Answers To Common Crohn's Disease Questions

By: GI Alliance


Ulcerative colitis and Crohn’s disease—two forms of inflammatory bowel disease (IBD)—affect 1.4 million people in the United States alone. Despite the prevalence of these diseases, very little about their causes, symptoms, or treatment options—especially pertaining to Crohn’s disease— is public knowledge, so we’ve broken down four commonly asked questions regarding Crohn’s disease. Let’s get started. What are the symptoms of Crohn’s disease?
  • Persistent Diarrhea
  • Rectal bleeding
  • Urgent need to move bowels
  • Abdominal cramps and pain
  • Sensation of incomplete evacuation
  • Constipation (can lead to bowel obstruction)
General symptoms that may also be associated with IBD:
  • Fever
  • Loss of appetite
  • Weight Loss
  • Fatigue
  • Night sweats
  • Loss of normal menstrual cycle
What causes Crohn’s disease? While there are several theories as to the cause of Crohn’s disease, none have been proven yet.

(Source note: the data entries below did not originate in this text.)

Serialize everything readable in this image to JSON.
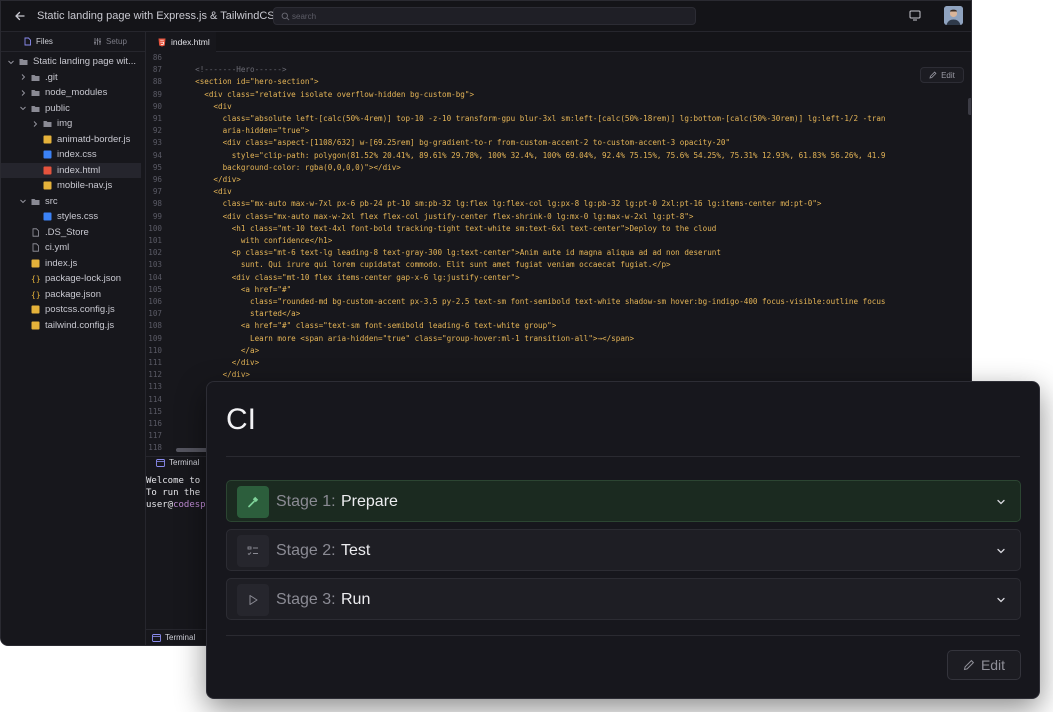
{
  "titlebar": {
    "title": "Static landing page with Express.js & TailwindCSS",
    "search_placeholder": "search"
  },
  "sidebar": {
    "tabs": [
      {
        "label": "Files"
      },
      {
        "label": "Setup"
      }
    ],
    "tree": [
      {
        "label": "Static landing page wit...",
        "kind": "folder",
        "open": true,
        "depth": 0
      },
      {
        "label": ".git",
        "kind": "folder",
        "open": false,
        "depth": 1
      },
      {
        "label": "node_modules",
        "kind": "folder",
        "open": false,
        "depth": 1
      },
      {
        "label": "public",
        "kind": "folder",
        "open": true,
        "depth": 1
      },
      {
        "label": "img",
        "kind": "folder",
        "open": false,
        "depth": 2
      },
      {
        "label": "animatd-border.js",
        "kind": "js",
        "depth": 2
      },
      {
        "label": "index.css",
        "kind": "css",
        "depth": 2
      },
      {
        "label": "index.html",
        "kind": "html",
        "depth": 2,
        "selected": true
      },
      {
        "label": "mobile-nav.js",
        "kind": "js",
        "depth": 2
      },
      {
        "label": "src",
        "kind": "folder",
        "open": true,
        "depth": 1
      },
      {
        "label": "styles.css",
        "kind": "css",
        "depth": 2
      },
      {
        "label": ".DS_Store",
        "kind": "file",
        "depth": 1
      },
      {
        "label": "ci.yml",
        "kind": "file",
        "depth": 1
      },
      {
        "label": "index.js",
        "kind": "js",
        "depth": 1
      },
      {
        "label": "package-lock.json",
        "kind": "json",
        "depth": 1
      },
      {
        "label": "package.json",
        "kind": "json",
        "depth": 1
      },
      {
        "label": "postcss.config.js",
        "kind": "js",
        "depth": 1
      },
      {
        "label": "tailwind.config.js",
        "kind": "js",
        "depth": 1
      }
    ]
  },
  "editor": {
    "tab_label": "index.html",
    "edit_label": "Edit",
    "lines": [
      {
        "n": "86",
        "t": "",
        "k": "text"
      },
      {
        "n": "87",
        "t": "  <!-------Hero------>",
        "k": "comment"
      },
      {
        "n": "88",
        "t": "  <section id=\"hero-section\">",
        "k": "tag"
      },
      {
        "n": "89",
        "t": "    <div class=\"relative isolate overflow-hidden bg-custom-bg\">",
        "k": "tag"
      },
      {
        "n": "90",
        "t": "      <div",
        "k": "tag"
      },
      {
        "n": "91",
        "t": "        class=\"absolute left-[calc(50%-4rem)] top-10 -z-10 transform-gpu blur-3xl sm:left-[calc(50%-18rem)] lg:bottom-[calc(50%-30rem)] lg:left-1/2 -tran",
        "k": "attr"
      },
      {
        "n": "92",
        "t": "        aria-hidden=\"true\">",
        "k": "attr"
      },
      {
        "n": "93",
        "t": "        <div class=\"aspect-[1108/632] w-[69.25rem] bg-gradient-to-r from-custom-accent-2 to-custom-accent-3 opacity-20\"",
        "k": "tag"
      },
      {
        "n": "94",
        "t": "          style=\"clip-path: polygon(81.52% 20.41%, 89.61% 29.78%, 100% 32.4%, 100% 69.04%, 92.4% 75.15%, 75.6% 54.25%, 75.31% 12.93%, 61.83% 56.26%, 41.9",
        "k": "attr"
      },
      {
        "n": "95",
        "t": "        background-color: rgba(0,0,0,0)\"></div>",
        "k": "attr"
      },
      {
        "n": "96",
        "t": "      </div>",
        "k": "tag"
      },
      {
        "n": "97",
        "t": "      <div",
        "k": "tag"
      },
      {
        "n": "98",
        "t": "        class=\"mx-auto max-w-7xl px-6 pb-24 pt-10 sm:pb-32 lg:flex lg:flex-col lg:px-8 lg:pb-32 lg:pt-0 2xl:pt-16 lg:items-center md:pt-0\">",
        "k": "attr"
      },
      {
        "n": "99",
        "t": "        <div class=\"mx-auto max-w-2xl flex flex-col justify-center flex-shrink-0 lg:mx-0 lg:max-w-2xl lg:pt-8\">",
        "k": "tag"
      },
      {
        "n": "100",
        "t": "          <h1 class=\"mt-10 text-4xl font-bold tracking-tight text-white sm:text-6xl text-center\">Deploy to the cloud",
        "k": "tag"
      },
      {
        "n": "101",
        "t": "            with confidence</h1>",
        "k": "tag"
      },
      {
        "n": "102",
        "t": "          <p class=\"mt-6 text-lg leading-8 text-gray-300 lg:text-center\">Anim aute id magna aliqua ad ad non deserunt",
        "k": "tag"
      },
      {
        "n": "103",
        "t": "            sunt. Qui irure qui lorem cupidatat commodo. Elit sunt amet fugiat veniam occaecat fugiat.</p>",
        "k": "tag"
      },
      {
        "n": "104",
        "t": "          <div class=\"mt-10 flex items-center gap-x-6 lg:justify-center\">",
        "k": "tag"
      },
      {
        "n": "105",
        "t": "            <a href=\"#\"",
        "k": "tag"
      },
      {
        "n": "106",
        "t": "              class=\"rounded-md bg-custom-accent px-3.5 py-2.5 text-sm font-semibold text-white shadow-sm hover:bg-indigo-400 focus-visible:outline focus",
        "k": "attr"
      },
      {
        "n": "107",
        "t": "              started</a>",
        "k": "tag"
      },
      {
        "n": "108",
        "t": "            <a href=\"#\" class=\"text-sm font-semibold leading-6 text-white group\">",
        "k": "tag"
      },
      {
        "n": "109",
        "t": "              Learn more <span aria-hidden=\"true\" class=\"group-hover:ml-1 transition-all\">→</span>",
        "k": "tag"
      },
      {
        "n": "110",
        "t": "            </a>",
        "k": "tag"
      },
      {
        "n": "111",
        "t": "          </div>",
        "k": "tag"
      },
      {
        "n": "112",
        "t": "        </div>",
        "k": "tag"
      },
      {
        "n": "113",
        "t": "",
        "k": "text"
      },
      {
        "n": "114",
        "t": "",
        "k": "text"
      },
      {
        "n": "115",
        "t": "",
        "k": "text"
      },
      {
        "n": "116",
        "t": "",
        "k": "text"
      },
      {
        "n": "117",
        "t": "",
        "k": "text"
      },
      {
        "n": "118",
        "t": "",
        "k": "text"
      }
    ]
  },
  "terminal": {
    "tab_label": "Terminal",
    "lines": [
      "Welcome to",
      "To run the"
    ],
    "prompt_user": "user@",
    "prompt_host": "codesp",
    "bottom_tab_label": "Terminal"
  },
  "ci": {
    "title": "CI",
    "stages": [
      {
        "num": "Stage 1:",
        "name": "Prepare",
        "icon": "hammer-icon",
        "active": true
      },
      {
        "num": "Stage 2:",
        "name": "Test",
        "icon": "checklist-icon",
        "active": false
      },
      {
        "num": "Stage 3:",
        "name": "Run",
        "icon": "play-icon",
        "active": false
      }
    ],
    "edit_label": "Edit"
  },
  "colors": {
    "file_html": "#e5533d",
    "file_css": "#3b82f6",
    "file_js": "#e5b23a",
    "file_json": "#e5b23a",
    "active_stage": "#2c5e3c"
  }
}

However, scientists theorize that Crohn’s disease is caused by a combination of the following factors:
  • Immune system problems
  • Genetics
  • Environmental factors
People with Crohn’s disease generally have immune systems that react problematically, which is why Crohn’s is generally considered an autoimmune disease. The immune system may mistakenly defend the body against healthy gut microbes or may continue to defend the body once the invasive microbes have been eradicated. The inflammatory defense response can become chronic and result in ulcers or other intestinal injuries. How many people in the United States have Crohn’s disease? According to the Crohn’s & Colitis Foundation of America (CCFA), approximately 700,000 Americans have diagnosed cases of Crohn’s disease. Crohn’s—along with other Inflammatory Bowel Diseases (IBDs)—is diagnosed between the ages of 15 and 30. Is there a cure? There is currently no cure for Crohn’s disease. However, with the proper care, you and your gastroenterologist can create a treatment plan to manage your symptoms and prevent flare-ups. Commonly, Crohn’s is treated with medication. While complications may occur and surgery is a possibility, we have good treatment options now that help to keep the disease in check and prevent long term complications. Once the disease is controlled with medications, you can lead a normal life again.  It is important to have early diagnosis, appropriate treatment and follow-up is essential, along with compliance with a treatment regimen. If you or a loved one is living with Crohn’s, consult with your gastroenterologist today and ensure that you’re properly managing your symptoms.